RECORDS TO USE:
·····
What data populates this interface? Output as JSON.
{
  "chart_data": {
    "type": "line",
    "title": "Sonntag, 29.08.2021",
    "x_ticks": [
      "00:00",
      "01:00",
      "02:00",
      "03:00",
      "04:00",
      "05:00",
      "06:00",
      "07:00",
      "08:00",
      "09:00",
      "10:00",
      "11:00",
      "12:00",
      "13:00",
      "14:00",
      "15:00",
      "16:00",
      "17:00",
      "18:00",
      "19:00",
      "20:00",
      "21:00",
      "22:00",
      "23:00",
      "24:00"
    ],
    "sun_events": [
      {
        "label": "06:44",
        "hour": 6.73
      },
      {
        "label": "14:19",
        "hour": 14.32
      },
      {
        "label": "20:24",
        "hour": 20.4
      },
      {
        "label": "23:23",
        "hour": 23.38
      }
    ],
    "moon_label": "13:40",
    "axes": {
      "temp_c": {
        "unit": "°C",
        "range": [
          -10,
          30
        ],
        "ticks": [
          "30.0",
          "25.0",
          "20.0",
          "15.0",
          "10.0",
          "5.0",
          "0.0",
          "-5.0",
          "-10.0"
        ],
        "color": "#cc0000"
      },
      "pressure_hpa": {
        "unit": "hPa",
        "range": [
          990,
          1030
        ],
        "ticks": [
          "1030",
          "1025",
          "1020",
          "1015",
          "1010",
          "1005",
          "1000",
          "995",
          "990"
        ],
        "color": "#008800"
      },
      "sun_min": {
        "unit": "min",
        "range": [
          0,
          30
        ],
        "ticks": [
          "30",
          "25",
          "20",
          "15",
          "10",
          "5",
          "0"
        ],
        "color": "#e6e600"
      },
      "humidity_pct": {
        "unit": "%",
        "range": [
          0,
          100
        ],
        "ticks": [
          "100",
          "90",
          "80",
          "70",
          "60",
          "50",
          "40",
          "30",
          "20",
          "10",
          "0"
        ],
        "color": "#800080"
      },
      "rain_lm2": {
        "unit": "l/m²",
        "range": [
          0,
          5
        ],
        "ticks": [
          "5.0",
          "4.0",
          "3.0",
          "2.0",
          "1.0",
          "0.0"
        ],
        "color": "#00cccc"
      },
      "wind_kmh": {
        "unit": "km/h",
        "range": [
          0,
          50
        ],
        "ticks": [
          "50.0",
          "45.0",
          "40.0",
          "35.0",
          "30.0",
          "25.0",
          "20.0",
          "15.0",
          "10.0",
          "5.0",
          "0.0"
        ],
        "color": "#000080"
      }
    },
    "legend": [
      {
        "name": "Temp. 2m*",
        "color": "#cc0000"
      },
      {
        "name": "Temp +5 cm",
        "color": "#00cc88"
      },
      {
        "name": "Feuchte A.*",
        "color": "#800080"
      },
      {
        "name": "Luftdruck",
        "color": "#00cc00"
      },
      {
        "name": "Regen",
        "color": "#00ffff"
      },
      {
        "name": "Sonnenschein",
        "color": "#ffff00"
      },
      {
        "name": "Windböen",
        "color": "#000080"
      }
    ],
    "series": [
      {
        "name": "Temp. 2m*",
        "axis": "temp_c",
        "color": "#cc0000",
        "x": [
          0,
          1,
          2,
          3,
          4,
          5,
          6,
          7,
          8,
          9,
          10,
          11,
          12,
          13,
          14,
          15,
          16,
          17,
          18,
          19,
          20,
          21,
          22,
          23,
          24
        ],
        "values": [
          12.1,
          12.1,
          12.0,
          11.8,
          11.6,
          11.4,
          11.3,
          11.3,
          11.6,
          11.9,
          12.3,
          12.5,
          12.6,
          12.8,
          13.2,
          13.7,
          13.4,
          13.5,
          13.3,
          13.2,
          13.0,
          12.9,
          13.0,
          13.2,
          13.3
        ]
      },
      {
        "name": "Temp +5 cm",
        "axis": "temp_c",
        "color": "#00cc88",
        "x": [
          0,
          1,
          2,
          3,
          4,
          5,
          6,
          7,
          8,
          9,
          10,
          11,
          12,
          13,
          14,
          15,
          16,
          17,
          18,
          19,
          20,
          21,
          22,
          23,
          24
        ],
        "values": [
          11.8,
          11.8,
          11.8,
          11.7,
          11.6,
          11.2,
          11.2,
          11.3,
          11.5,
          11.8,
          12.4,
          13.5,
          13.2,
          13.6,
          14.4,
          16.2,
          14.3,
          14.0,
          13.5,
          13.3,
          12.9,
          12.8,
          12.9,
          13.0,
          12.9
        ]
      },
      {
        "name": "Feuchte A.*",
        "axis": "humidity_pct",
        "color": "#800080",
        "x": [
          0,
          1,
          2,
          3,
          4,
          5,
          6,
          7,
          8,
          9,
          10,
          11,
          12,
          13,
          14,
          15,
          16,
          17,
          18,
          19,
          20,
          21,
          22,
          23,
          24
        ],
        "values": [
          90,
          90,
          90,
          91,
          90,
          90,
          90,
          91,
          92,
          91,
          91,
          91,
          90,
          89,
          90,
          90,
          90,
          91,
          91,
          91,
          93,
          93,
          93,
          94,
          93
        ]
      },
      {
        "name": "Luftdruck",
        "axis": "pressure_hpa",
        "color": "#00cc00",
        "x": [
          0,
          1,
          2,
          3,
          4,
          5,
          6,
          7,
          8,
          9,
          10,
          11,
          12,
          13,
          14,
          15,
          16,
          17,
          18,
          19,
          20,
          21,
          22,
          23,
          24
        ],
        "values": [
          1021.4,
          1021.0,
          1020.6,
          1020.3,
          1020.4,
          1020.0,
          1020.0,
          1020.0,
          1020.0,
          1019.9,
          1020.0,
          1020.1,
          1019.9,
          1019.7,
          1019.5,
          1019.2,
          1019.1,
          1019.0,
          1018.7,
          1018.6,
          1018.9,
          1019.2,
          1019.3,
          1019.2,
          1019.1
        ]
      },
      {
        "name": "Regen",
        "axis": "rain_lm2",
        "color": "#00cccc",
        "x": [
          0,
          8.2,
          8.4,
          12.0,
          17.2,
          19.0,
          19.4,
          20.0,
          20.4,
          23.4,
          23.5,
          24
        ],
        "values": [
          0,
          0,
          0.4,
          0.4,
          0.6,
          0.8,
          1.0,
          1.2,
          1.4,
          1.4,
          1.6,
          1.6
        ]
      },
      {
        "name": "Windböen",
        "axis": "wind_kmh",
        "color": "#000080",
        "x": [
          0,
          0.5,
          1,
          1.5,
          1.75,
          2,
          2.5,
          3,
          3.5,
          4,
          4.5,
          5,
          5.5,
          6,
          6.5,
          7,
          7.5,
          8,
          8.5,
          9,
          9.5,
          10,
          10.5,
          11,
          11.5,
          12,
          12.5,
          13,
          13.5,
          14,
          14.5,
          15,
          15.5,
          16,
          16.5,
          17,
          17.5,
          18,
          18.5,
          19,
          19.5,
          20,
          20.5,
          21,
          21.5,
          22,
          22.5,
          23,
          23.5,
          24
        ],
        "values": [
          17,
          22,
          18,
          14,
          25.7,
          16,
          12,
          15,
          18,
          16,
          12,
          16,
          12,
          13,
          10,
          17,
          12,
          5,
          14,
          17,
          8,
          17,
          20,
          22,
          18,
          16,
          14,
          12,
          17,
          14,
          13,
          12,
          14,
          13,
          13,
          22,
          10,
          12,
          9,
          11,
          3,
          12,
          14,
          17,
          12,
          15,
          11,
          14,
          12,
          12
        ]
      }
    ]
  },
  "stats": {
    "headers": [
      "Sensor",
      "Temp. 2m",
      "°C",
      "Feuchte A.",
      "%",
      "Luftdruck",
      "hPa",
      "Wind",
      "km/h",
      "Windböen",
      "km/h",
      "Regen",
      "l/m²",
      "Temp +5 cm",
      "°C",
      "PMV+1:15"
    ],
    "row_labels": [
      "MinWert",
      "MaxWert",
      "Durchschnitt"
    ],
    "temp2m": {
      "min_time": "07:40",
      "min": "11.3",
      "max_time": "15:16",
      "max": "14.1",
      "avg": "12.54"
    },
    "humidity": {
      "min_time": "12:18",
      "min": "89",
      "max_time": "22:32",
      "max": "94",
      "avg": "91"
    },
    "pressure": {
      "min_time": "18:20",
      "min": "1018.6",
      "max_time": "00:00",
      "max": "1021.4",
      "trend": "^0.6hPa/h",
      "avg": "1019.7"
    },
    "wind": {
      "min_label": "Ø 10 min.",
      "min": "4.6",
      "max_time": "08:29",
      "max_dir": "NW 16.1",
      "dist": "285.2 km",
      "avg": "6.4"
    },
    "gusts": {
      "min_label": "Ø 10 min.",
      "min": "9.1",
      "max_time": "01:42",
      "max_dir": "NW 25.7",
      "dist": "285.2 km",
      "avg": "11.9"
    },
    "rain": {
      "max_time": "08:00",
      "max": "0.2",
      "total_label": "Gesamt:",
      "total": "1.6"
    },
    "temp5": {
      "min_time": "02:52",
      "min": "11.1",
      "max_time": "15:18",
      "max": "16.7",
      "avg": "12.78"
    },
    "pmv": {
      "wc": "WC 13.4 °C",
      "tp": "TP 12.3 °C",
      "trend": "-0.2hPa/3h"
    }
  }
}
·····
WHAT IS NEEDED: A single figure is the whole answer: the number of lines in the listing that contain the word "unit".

EXPECTED ANSWER: 6